* [EXERCISE PROMPT] Restate the listing below word for word. No picture belongs in the result.
── DATA UNDER STUDY
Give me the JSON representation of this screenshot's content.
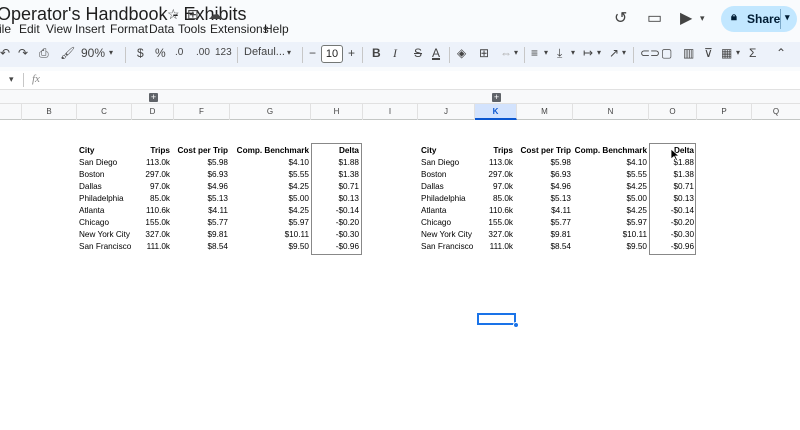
{
  "doc": {
    "title": "Operator's Handbook - Exhibits"
  },
  "menu": [
    "File",
    "Edit",
    "View",
    "Insert",
    "Format",
    "Data",
    "Tools",
    "Extensions",
    "Help"
  ],
  "menu_display": [
    "ile",
    "Edit",
    "View",
    "Insert",
    "Format",
    "Data",
    "Tools",
    "Extensions",
    "Help"
  ],
  "share": {
    "label": "Share"
  },
  "toolbar": {
    "zoom": "90%",
    "currency": "$",
    "percent": "%",
    "dec_decrease": ".0",
    "dec_increase": ".00",
    "format_123": "123",
    "font": "Defaul...",
    "font_size": "10",
    "minus": "−",
    "plus": "+",
    "bold": "B",
    "italic": "I",
    "strike": "S",
    "text_color": "A",
    "sigma": "Σ"
  },
  "formula": {
    "fx": "fx"
  },
  "columns": [
    "B",
    "C",
    "D",
    "F",
    "G",
    "H",
    "I",
    "J",
    "K",
    "M",
    "N",
    "O",
    "P",
    "Q"
  ],
  "table": {
    "headers": [
      "City",
      "Trips",
      "Cost per Trip",
      "Comp. Benchmark",
      "Delta"
    ],
    "rows": [
      [
        "San Diego",
        "113.0k",
        "$5.98",
        "$4.10",
        "$1.88"
      ],
      [
        "Boston",
        "297.0k",
        "$6.93",
        "$5.55",
        "$1.38"
      ],
      [
        "Dallas",
        "97.0k",
        "$4.96",
        "$4.25",
        "$0.71"
      ],
      [
        "Philadelphia",
        "85.0k",
        "$5.13",
        "$5.00",
        "$0.13"
      ],
      [
        "Atlanta",
        "110.6k",
        "$4.11",
        "$4.25",
        "-$0.14"
      ],
      [
        "Chicago",
        "155.0k",
        "$5.77",
        "$5.97",
        "-$0.20"
      ],
      [
        "New York City",
        "327.0k",
        "$9.81",
        "$10.11",
        "-$0.30"
      ],
      [
        "San Francisco",
        "111.0k",
        "$8.54",
        "$9.50",
        "-$0.96"
      ]
    ]
  }
}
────
* [REPLY TO THE EXERCISE]
Give me the JSON representation of this screenshot's content.
{
  "doc": {
    "title": "Operator's Handbook - Exhibits"
  },
  "menu": [
    "File",
    "Edit",
    "View",
    "Insert",
    "Format",
    "Data",
    "Tools",
    "Extensions",
    "Help"
  ],
  "menu_display": [
    "ile",
    "Edit",
    "View",
    "Insert",
    "Format",
    "Data",
    "Tools",
    "Extensions",
    "Help"
  ],
  "share": {
    "label": "Share"
  },
  "toolbar": {
    "zoom": "90%",
    "currency": "$",
    "percent": "%",
    "dec_decrease": ".0",
    "dec_increase": ".00",
    "format_123": "123",
    "font": "Defaul...",
    "font_size": "10",
    "minus": "−",
    "plus": "+",
    "bold": "B",
    "italic": "I",
    "strike": "S",
    "text_color": "A",
    "sigma": "Σ"
  },
  "formula": {
    "fx": "fx"
  },
  "columns": [
    "B",
    "C",
    "D",
    "F",
    "G",
    "H",
    "I",
    "J",
    "K",
    "M",
    "N",
    "O",
    "P",
    "Q"
  ],
  "table": {
    "headers": [
      "City",
      "Trips",
      "Cost per Trip",
      "Comp. Benchmark",
      "Delta"
    ],
    "rows": [
      [
        "San Diego",
        "113.0k",
        "$5.98",
        "$4.10",
        "$1.88"
      ],
      [
        "Boston",
        "297.0k",
        "$6.93",
        "$5.55",
        "$1.38"
      ],
      [
        "Dallas",
        "97.0k",
        "$4.96",
        "$4.25",
        "$0.71"
      ],
      [
        "Philadelphia",
        "85.0k",
        "$5.13",
        "$5.00",
        "$0.13"
      ],
      [
        "Atlanta",
        "110.6k",
        "$4.11",
        "$4.25",
        "-$0.14"
      ],
      [
        "Chicago",
        "155.0k",
        "$5.77",
        "$5.97",
        "-$0.20"
      ],
      [
        "New York City",
        "327.0k",
        "$9.81",
        "$10.11",
        "-$0.30"
      ],
      [
        "San Francisco",
        "111.0k",
        "$8.54",
        "$9.50",
        "-$0.96"
      ]
    ]
  }
}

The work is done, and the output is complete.